About this project
This project shows pupils how to introduce music and sound effects into their BBC micro:bit projects by teaching them how to write the tune 'Happy Birthday' using blocks of code.
What you'll need
1 x BBC micro:bit
1 x Micro USB
1 x Computer or tablet
2 x AAA Batteries & Battery Holder
1 x mini speaker or similar (optional)
2 x sets of crocodile clips (optional)
- Go to the BBC micro:bit website, click 'create code' and begin a new Microsoft Block Editor project.
- Click 'Music' in the left-hand command menu and select the tile that reads 'Play tone (Hz) [C] for (ms)  beat (ms)'. This tile tells your BBC micro:bit to play a specific note, for anything from 1/16 to a full beat.

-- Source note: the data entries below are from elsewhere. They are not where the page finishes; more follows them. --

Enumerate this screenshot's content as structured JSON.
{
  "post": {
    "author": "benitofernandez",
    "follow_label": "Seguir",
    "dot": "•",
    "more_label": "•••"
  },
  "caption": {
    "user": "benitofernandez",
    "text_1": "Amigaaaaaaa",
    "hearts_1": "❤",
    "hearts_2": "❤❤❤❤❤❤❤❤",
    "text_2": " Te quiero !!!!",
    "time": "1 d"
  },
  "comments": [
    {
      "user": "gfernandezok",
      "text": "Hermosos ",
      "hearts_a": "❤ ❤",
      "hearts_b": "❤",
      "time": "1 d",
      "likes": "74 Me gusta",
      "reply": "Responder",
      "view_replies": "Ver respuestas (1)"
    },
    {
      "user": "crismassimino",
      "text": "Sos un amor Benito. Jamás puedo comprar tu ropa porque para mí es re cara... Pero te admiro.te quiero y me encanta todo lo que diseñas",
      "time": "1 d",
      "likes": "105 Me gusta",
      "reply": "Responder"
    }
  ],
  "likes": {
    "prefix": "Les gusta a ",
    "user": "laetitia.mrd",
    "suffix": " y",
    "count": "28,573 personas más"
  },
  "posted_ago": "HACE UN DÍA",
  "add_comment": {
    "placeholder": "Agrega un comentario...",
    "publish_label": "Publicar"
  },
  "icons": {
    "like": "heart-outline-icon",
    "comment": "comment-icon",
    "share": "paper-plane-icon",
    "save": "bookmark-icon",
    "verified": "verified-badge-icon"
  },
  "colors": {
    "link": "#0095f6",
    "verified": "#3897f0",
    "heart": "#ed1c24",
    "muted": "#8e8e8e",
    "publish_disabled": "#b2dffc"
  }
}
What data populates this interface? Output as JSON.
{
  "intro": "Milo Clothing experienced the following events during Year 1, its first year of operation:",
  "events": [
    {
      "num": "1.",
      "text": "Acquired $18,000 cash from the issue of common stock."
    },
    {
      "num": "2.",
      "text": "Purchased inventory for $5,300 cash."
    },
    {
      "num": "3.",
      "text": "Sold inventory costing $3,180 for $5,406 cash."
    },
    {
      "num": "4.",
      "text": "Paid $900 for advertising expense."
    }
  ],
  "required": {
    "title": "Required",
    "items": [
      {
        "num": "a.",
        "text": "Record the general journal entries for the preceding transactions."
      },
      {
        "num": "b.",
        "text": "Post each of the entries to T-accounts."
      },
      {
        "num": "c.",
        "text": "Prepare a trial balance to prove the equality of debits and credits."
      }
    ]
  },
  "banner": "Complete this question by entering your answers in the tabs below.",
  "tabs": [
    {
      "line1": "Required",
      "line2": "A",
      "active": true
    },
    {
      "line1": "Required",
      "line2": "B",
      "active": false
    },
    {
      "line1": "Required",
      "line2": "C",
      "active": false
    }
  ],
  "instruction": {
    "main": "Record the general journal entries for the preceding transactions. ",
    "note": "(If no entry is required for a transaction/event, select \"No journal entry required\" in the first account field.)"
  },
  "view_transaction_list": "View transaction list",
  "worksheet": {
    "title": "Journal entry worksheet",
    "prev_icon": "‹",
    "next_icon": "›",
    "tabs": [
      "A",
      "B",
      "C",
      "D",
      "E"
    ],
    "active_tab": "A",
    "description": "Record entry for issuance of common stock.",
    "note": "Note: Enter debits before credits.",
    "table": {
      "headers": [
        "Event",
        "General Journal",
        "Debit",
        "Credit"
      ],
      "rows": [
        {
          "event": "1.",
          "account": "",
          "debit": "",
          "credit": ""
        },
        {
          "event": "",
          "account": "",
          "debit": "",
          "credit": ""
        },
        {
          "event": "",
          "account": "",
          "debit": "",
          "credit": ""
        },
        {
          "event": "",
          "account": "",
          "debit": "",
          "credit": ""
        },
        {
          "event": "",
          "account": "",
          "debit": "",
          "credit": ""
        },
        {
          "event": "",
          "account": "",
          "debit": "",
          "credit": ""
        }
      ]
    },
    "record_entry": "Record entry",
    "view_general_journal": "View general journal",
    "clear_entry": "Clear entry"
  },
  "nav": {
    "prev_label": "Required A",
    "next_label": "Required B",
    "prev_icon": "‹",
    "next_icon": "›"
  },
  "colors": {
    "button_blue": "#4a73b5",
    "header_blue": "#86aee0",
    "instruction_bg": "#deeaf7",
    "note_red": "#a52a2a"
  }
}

- Right click on this cool and select 'duplicate' to clone the tile. Repeat until you have six identical tiles. This saves you from dragging and dropping a new tile from the command menu for every individual note.
- Attach the six tiles together, and change the notes until they form the first stanza of 'Happy Birthday', like so...
- You may also want to change the ' beat (ms)' to [1/4] beat (ms) as indicated to speed up the song.
- Add a 'pause' tile from the basic commands menu, and set it to 500 milliseconds.
- Duplicate a further six 'play tone (Hz)...' tiles and connect them to the 'Pause' tile to create the second part of the song.
- The notes for this stanza are: C, C, D, C, G, F
- Add another 500 millisecond pause tile, then duplicate another seven 'Plat tone (Hz)...' tiles for the third part of the song.
- The notes for this section should be: C, C, C, A, F, E, D.
- Add another 500 millisecond pause tile followed by six 'play tone (Hz)...' tiles for the final part of the song.
- The last set of notes should be: A, A, B, F, G, F
- You've now mastered the basics of writing songs for the BBC micro:bit! Click 'run' to test the tune out on the emulator.
- To play the song on your BBC micro:bit, you'll need to connect the device to a suitable speaker system. A simple general purpose mini speaker should be sufficient.
- Before attaching the BBC micro:bit to the speaker, you might want to wrap your code in a function telling the device to only play the tune when button A is pressed, like so:
- When you're satisfied, click 'compile' to download your script and transfer to your device.
- To connect your BBC micro:bit to a speaker, use your crocodile clips to attach the positive and negative inputs on the speaker to the 0 and GND pins on the device. It doesn't matter which way round they're connected.
- Finally, push the A button, and your newly composed jingle should start playing!
Once your pupils understand how to create simple songs, encourage them to apply their new skills to previous projects. Can they figure out how to add a sound effect when their countdown timer reaches zero, for example? Let us know how your pupils get on in the comments section below...